[Exercise details]: Report each line of the data below in which "content" appears.

[Records for the exercise]:

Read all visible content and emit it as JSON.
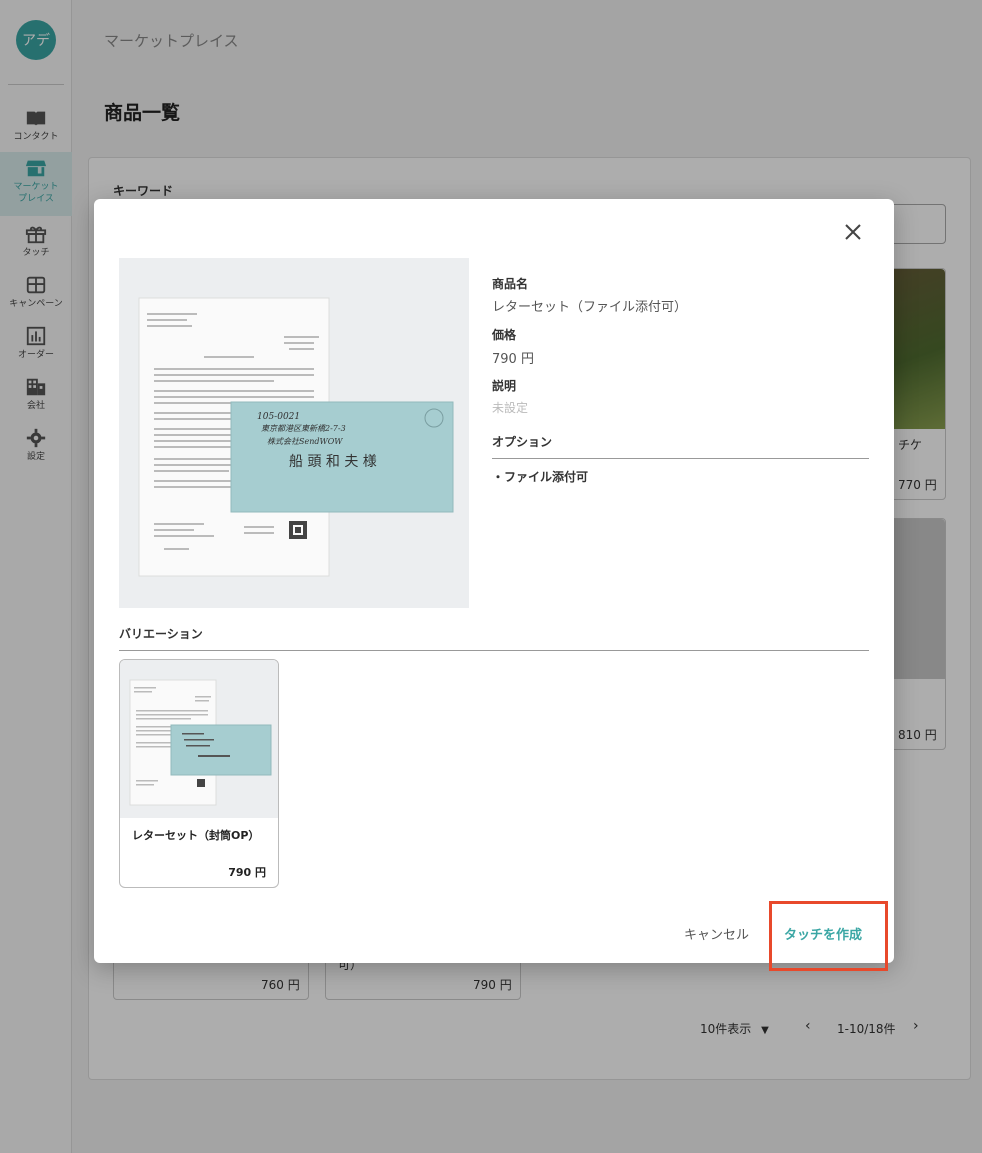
{
  "sidebar": {
    "avatar_text": "アデ",
    "items": [
      {
        "label": "コンタクト",
        "icon": "book-icon"
      },
      {
        "label": "マーケット\nプレイス",
        "icon": "store-icon"
      },
      {
        "label": "タッチ",
        "icon": "gift-icon"
      },
      {
        "label": "キャンペーン",
        "icon": "campaign-icon"
      },
      {
        "label": "オーダー",
        "icon": "chart-icon"
      },
      {
        "label": "会社",
        "icon": "building-icon"
      },
      {
        "label": "設定",
        "icon": "gear-icon"
      }
    ],
    "active_index": 1
  },
  "page": {
    "breadcrumb": "マーケットプレイス",
    "title": "商品一覧",
    "keyword_label": "キーワード"
  },
  "background_cards": {
    "card1_text": "チケ",
    "card1_price": "770 円",
    "card2_price": "810 円",
    "card3_price": "760 円",
    "card4_text": "可）",
    "card4_price": "790 円"
  },
  "pager": {
    "per_page": "10件表示",
    "range": "1-10/18件"
  },
  "modal": {
    "name_label": "商品名",
    "name_value": "レターセット（ファイル添付可）",
    "price_label": "価格",
    "price_value": "790 円",
    "desc_label": "説明",
    "desc_value": "未設定",
    "options_label": "オプション",
    "option_item": "・ファイル添付可",
    "variation_label": "バリエーション",
    "variation": {
      "name": "レターセット（封筒OP）",
      "price": "790 円"
    },
    "cancel_label": "キャンセル",
    "create_label": "タッチを作成",
    "envelope_text": {
      "postal": "105-0021",
      "address": "東京都港区東新橋2-7-3",
      "company": "株式会社SendWOW",
      "recipient": "船 頭 和 夫 様"
    }
  },
  "colors": {
    "accent": "#3aa6a4",
    "highlight": "#e8492b",
    "envelope": "#a6cdd0"
  }
}
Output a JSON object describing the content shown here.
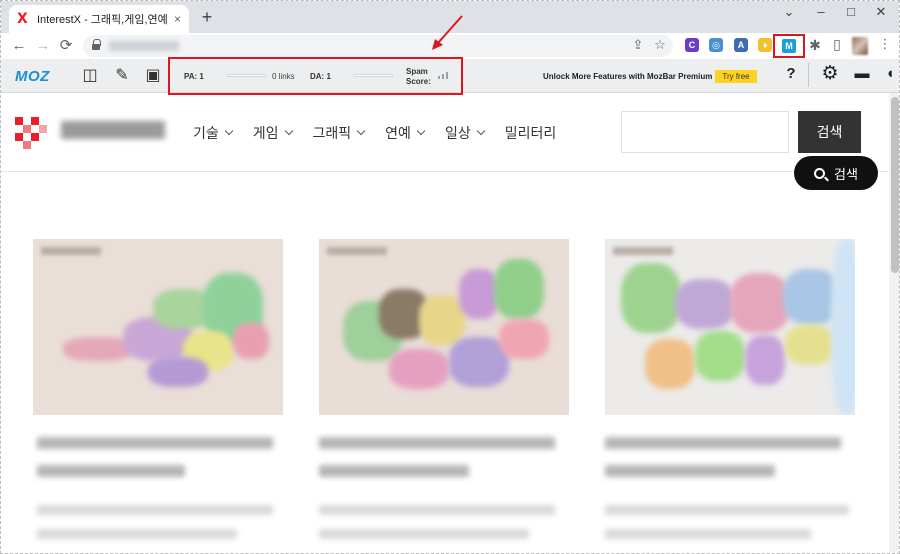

[Task result]:
Read all visible content and emit it as JSON.
Output a JSON object describing the content shown here.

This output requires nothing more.